TASK DETAILS: The count of lines with the string "体积块螺旋扫描" in the material is all that should be returned.
━━━ TASK INPUTS
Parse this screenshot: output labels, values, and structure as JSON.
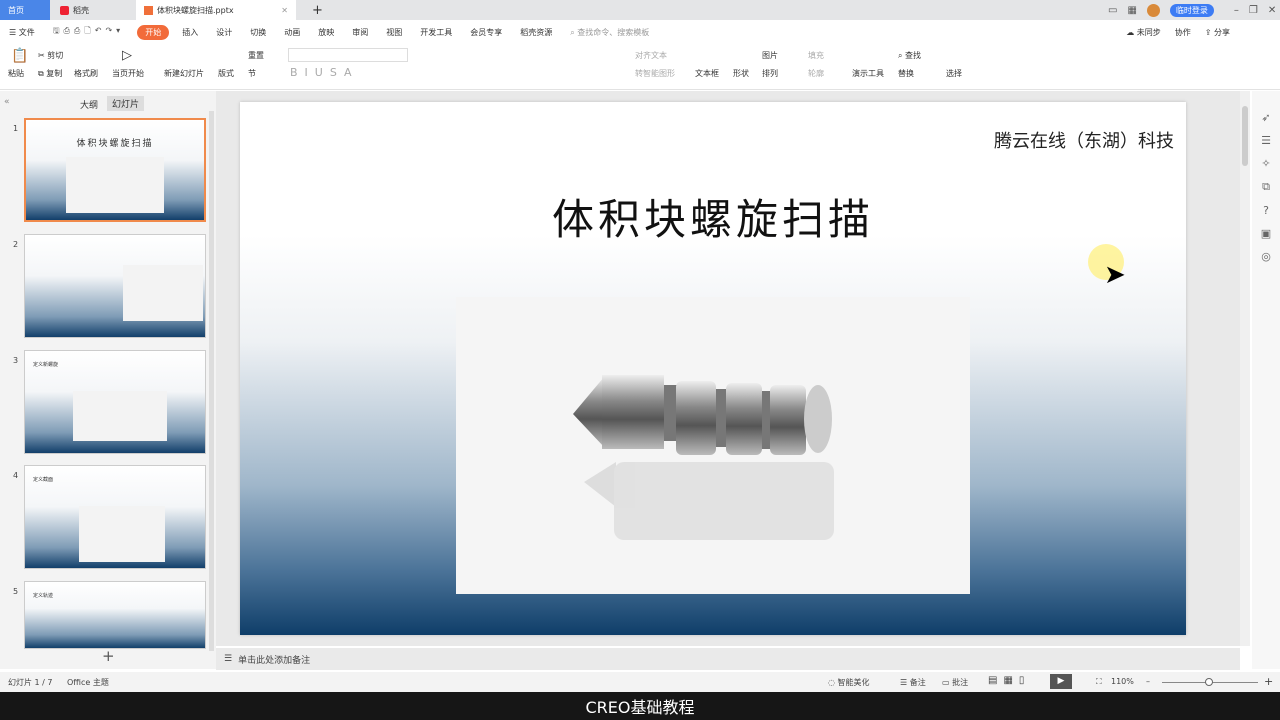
{
  "tabs": [
    {
      "label": "首页"
    },
    {
      "label": "稻壳"
    },
    {
      "label": "体积块螺旋扫描.pptx"
    }
  ],
  "titlebar": {
    "login": "临时登录"
  },
  "menu": {
    "file": "文件",
    "items": [
      "开始",
      "插入",
      "设计",
      "切换",
      "动画",
      "放映",
      "审阅",
      "视图",
      "开发工具",
      "会员专享",
      "稻壳资源"
    ],
    "search": "查找命令、搜索模板",
    "sync": "未同步",
    "collab": "协作",
    "share": "分享"
  },
  "toolbar": {
    "paste": "粘贴",
    "cut": "剪切",
    "copy": "复制",
    "format_painter": "格式刷",
    "play_from": "当页开始",
    "new_slide": "新建幻灯片",
    "layout": "版式",
    "section": "节",
    "reset": "重置",
    "align_text": "对齐文本",
    "smartart": "转智能图形",
    "textbox": "文本框",
    "shape": "形状",
    "picture": "图片",
    "fill": "填充",
    "arrange": "排列",
    "outline": "轮廓",
    "presenter_tools": "演示工具",
    "find": "查找",
    "replace": "替换",
    "select": "选择"
  },
  "leftpanel": {
    "outline_tab": "大纲",
    "slides_tab": "幻灯片",
    "thumbs": [
      {
        "num": "1",
        "title": "体积块螺旋扫描"
      },
      {
        "num": "2"
      },
      {
        "num": "3",
        "title": "定义新螺旋"
      },
      {
        "num": "4",
        "title": "定义截面"
      },
      {
        "num": "5",
        "title": "定义轨迹"
      }
    ]
  },
  "slide": {
    "company": "腾云在线（东湖）科技",
    "title": "体积块螺旋扫描"
  },
  "notes": {
    "placeholder": "单击此处添加备注"
  },
  "status": {
    "slide_counter": "幻灯片 1 / 7",
    "theme": "Office 主题",
    "beautify": "智能美化",
    "notes": "备注",
    "comment": "批注",
    "zoom": "110%"
  },
  "subtitle": "CREO基础教程",
  "colors": {
    "accent": "#f26b3a",
    "slide_bottom": "#0f3e69",
    "login": "#3d7cf4"
  }
}
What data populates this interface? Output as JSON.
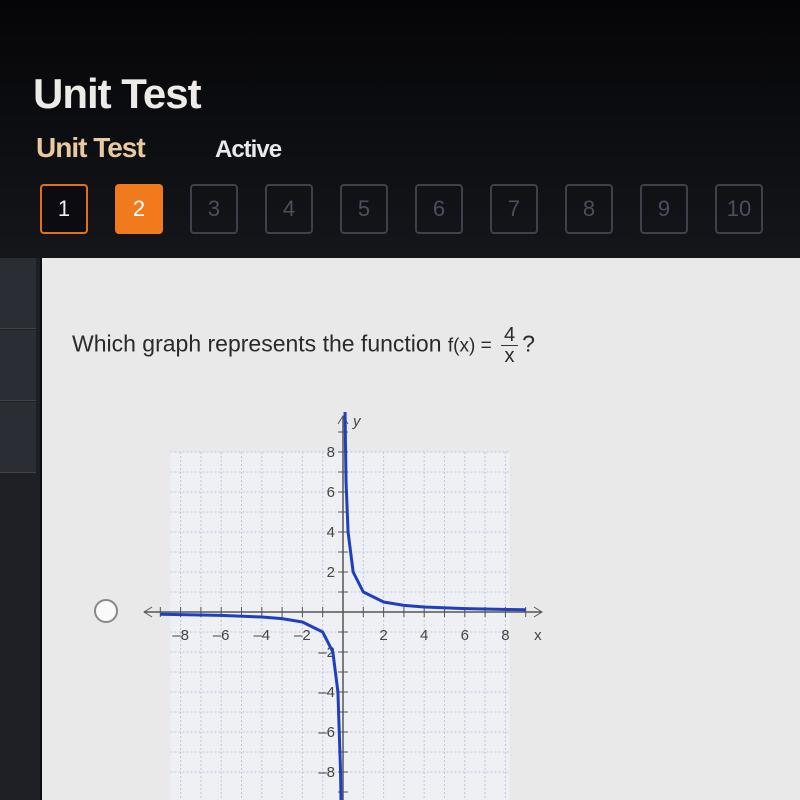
{
  "header": {
    "title": "Unit Test",
    "subtitle": "Unit Test",
    "status": "Active"
  },
  "question_nav": [
    {
      "label": "1",
      "state": "answered"
    },
    {
      "label": "2",
      "state": "current"
    },
    {
      "label": "3",
      "state": "unanswered"
    },
    {
      "label": "4",
      "state": "unanswered"
    },
    {
      "label": "5",
      "state": "unanswered"
    },
    {
      "label": "6",
      "state": "unanswered"
    },
    {
      "label": "7",
      "state": "unanswered"
    },
    {
      "label": "8",
      "state": "unanswered"
    },
    {
      "label": "9",
      "state": "unanswered"
    },
    {
      "label": "10",
      "state": "unanswered"
    }
  ],
  "colors": {
    "accent": "#f07a1c",
    "curve": "#1f3fbf",
    "grid": "#b9c9e0"
  },
  "question": {
    "prefix": "Which graph represents the function ",
    "func": "f(x) = ",
    "numerator": "4",
    "denominator": "x",
    "suffix": "?"
  },
  "chart_data": {
    "type": "line",
    "xlabel": "x",
    "ylabel": "y",
    "xlim": [
      -9,
      9
    ],
    "ylim": [
      -9,
      9
    ],
    "xticks": [
      "-8",
      "-6",
      "-4",
      "-2",
      "2",
      "4",
      "6",
      "8"
    ],
    "yticks": [
      "8",
      "6",
      "4",
      "2",
      "-2",
      "-4",
      "-6",
      "-8"
    ],
    "grid": true,
    "series": [
      {
        "points": [
          [
            -9,
            -0.11
          ],
          [
            -6,
            -0.17
          ],
          [
            -4,
            -0.25
          ],
          [
            -3,
            -0.33
          ],
          [
            -2,
            -0.5
          ],
          [
            -1,
            -1
          ],
          [
            -0.5,
            -2
          ],
          [
            -0.25,
            -4
          ],
          [
            -0.12,
            -8
          ],
          [
            -0.1,
            -10
          ]
        ]
      },
      {
        "points": [
          [
            0.1,
            10
          ],
          [
            0.15,
            6.5
          ],
          [
            0.25,
            4
          ],
          [
            0.5,
            2
          ],
          [
            1,
            1
          ],
          [
            2,
            0.5
          ],
          [
            3,
            0.33
          ],
          [
            4,
            0.25
          ],
          [
            6,
            0.17
          ],
          [
            9,
            0.11
          ]
        ]
      }
    ]
  }
}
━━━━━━
THE ANSWER: 3